[[ DATA IN THIS EXERCISE, beginning ]]

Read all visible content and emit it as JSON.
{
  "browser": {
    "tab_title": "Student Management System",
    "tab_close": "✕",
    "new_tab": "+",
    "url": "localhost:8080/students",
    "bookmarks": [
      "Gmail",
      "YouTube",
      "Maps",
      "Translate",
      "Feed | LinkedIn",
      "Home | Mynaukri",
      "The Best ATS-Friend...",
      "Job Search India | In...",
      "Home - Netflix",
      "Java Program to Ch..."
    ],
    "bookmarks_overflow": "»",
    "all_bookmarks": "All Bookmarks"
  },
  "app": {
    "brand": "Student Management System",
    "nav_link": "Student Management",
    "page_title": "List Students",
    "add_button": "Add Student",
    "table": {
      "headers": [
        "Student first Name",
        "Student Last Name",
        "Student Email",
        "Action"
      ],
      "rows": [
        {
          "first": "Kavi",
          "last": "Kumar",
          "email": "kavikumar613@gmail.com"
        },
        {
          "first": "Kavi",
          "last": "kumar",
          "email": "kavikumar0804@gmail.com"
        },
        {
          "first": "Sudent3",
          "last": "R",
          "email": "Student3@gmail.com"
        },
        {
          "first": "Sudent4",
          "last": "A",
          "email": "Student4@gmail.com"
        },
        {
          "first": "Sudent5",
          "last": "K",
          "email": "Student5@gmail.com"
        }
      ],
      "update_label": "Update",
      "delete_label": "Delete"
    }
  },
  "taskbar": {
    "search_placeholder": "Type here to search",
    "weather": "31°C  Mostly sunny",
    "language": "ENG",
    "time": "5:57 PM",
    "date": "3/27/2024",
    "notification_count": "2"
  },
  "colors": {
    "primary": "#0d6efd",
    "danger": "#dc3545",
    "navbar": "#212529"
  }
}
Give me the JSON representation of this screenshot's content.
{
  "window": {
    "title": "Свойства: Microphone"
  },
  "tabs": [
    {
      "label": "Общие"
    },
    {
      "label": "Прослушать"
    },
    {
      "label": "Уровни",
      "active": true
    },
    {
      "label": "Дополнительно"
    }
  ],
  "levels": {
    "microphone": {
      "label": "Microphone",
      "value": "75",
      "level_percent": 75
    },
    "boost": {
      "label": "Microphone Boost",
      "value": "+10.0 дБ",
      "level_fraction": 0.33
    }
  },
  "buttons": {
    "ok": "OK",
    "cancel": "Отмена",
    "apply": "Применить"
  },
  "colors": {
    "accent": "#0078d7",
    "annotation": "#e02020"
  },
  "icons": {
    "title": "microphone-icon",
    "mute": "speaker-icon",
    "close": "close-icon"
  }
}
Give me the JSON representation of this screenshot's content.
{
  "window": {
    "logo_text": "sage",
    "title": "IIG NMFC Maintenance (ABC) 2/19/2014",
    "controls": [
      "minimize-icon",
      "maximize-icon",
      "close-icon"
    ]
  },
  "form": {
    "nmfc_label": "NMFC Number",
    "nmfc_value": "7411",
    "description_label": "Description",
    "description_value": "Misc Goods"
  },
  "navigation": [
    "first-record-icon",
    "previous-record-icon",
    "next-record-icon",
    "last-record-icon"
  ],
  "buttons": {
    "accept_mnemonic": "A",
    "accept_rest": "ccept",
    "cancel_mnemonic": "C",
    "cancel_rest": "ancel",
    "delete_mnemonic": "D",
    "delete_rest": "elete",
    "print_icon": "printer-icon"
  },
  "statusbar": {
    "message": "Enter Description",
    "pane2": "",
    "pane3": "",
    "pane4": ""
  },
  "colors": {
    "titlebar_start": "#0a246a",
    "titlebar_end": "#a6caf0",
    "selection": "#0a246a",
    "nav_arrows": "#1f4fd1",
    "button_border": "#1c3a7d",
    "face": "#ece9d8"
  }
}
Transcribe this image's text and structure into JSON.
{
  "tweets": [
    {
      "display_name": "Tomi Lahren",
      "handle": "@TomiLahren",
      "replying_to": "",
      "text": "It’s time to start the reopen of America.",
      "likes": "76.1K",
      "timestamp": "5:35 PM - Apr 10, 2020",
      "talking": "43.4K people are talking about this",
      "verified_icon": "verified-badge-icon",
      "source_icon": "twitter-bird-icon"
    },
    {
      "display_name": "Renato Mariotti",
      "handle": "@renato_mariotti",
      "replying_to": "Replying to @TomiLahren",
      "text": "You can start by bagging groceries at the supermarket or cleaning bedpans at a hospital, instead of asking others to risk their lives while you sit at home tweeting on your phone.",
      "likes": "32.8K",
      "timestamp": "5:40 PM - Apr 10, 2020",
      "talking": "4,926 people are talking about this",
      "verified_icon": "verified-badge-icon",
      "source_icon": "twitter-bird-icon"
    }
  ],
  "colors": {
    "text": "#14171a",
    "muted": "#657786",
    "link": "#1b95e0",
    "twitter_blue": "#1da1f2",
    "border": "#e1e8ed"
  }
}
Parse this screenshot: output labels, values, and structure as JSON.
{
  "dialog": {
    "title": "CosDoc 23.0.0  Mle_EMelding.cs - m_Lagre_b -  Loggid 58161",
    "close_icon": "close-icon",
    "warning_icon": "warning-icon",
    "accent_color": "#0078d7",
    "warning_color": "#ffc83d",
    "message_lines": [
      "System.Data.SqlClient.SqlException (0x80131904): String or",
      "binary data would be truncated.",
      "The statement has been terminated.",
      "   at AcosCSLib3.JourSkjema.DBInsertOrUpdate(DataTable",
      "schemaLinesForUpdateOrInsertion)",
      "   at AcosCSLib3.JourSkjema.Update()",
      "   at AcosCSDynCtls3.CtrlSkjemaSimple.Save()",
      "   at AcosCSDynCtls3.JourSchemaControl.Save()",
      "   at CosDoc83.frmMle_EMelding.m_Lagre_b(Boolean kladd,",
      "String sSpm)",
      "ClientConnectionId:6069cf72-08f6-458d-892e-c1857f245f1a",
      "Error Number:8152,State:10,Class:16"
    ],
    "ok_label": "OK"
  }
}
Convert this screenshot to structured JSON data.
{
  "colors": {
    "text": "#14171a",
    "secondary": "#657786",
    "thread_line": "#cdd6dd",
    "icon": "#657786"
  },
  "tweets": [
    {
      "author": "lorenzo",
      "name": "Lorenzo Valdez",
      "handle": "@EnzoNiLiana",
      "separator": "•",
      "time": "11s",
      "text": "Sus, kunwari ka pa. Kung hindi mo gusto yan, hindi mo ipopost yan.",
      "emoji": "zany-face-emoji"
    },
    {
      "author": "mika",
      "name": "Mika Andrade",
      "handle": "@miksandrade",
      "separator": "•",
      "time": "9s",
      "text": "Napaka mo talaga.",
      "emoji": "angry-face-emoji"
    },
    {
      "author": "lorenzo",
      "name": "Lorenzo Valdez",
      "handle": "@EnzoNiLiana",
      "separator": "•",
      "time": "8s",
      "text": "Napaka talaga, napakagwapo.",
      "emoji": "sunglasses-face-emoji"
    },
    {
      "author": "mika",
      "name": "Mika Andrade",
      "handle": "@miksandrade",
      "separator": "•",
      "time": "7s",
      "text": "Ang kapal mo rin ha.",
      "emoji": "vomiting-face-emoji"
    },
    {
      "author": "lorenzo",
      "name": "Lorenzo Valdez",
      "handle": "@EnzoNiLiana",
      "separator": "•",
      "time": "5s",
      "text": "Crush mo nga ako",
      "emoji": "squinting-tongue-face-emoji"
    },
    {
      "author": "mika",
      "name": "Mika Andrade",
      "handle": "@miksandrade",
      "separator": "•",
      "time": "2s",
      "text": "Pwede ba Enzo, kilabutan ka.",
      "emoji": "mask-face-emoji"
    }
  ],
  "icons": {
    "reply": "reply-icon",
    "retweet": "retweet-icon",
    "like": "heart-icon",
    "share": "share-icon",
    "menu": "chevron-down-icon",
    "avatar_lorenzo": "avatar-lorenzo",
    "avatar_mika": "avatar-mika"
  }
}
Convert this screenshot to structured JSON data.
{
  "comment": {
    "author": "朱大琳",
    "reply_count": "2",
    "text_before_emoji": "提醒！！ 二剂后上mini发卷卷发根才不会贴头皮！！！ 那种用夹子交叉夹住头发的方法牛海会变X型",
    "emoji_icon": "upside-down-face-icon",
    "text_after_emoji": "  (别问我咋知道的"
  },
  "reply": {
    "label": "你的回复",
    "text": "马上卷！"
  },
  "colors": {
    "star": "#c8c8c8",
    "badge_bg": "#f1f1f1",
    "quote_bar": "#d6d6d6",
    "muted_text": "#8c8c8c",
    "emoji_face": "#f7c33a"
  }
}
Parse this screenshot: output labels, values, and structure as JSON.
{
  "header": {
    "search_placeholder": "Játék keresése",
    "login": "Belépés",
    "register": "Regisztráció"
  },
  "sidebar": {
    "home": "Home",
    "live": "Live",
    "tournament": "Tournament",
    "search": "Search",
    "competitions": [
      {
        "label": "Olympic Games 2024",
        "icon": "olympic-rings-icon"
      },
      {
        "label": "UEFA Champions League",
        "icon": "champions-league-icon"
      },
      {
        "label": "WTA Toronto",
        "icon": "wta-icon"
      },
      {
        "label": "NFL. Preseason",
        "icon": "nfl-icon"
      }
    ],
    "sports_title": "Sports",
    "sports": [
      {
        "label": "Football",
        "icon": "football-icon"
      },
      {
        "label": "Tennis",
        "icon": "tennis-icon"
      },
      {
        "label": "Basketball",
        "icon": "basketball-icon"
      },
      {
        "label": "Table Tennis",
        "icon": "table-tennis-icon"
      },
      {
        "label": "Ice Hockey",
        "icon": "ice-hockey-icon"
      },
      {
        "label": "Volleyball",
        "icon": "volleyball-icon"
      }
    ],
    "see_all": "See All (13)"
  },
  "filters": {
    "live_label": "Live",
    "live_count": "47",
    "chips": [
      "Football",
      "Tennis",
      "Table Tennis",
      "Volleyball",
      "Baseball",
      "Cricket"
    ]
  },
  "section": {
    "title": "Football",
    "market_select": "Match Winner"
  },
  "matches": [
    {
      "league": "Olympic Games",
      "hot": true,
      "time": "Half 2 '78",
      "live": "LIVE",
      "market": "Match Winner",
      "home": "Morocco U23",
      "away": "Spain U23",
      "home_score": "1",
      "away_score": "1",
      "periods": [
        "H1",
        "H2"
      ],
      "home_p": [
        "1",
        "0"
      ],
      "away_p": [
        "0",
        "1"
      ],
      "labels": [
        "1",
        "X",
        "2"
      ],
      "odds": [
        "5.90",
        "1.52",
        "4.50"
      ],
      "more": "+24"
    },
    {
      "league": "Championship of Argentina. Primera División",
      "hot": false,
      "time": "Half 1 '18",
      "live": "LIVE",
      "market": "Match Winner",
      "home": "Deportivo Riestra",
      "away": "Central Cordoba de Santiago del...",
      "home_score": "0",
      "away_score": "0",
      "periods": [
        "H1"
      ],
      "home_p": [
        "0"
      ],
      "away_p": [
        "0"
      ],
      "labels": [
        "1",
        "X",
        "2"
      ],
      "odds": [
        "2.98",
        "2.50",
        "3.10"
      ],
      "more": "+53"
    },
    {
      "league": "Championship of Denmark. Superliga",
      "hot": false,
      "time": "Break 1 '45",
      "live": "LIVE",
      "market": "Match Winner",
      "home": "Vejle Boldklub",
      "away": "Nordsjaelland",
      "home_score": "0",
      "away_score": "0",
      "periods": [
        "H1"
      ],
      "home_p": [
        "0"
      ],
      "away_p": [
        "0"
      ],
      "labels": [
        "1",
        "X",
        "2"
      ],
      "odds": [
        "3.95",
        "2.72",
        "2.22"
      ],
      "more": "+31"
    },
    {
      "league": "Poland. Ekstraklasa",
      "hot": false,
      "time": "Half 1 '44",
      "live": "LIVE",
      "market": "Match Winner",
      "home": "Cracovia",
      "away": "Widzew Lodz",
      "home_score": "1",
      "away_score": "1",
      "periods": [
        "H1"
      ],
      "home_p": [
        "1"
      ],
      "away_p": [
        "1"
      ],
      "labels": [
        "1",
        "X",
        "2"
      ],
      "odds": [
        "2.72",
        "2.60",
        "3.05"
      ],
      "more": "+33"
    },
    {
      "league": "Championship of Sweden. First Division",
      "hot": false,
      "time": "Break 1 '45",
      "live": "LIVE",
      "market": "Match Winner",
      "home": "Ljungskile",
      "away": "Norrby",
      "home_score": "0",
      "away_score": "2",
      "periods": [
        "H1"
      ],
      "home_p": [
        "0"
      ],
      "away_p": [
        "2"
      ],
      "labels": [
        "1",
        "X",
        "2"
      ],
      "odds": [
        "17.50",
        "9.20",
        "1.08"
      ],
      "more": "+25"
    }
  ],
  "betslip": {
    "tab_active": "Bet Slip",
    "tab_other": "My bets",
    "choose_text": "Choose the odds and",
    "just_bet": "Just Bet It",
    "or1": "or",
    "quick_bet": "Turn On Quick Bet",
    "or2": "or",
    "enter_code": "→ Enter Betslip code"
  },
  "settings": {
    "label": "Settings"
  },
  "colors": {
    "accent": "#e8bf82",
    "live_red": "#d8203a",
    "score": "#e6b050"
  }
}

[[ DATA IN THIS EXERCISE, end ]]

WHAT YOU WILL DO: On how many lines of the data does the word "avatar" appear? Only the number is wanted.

EXPECTED OUTPUT: 2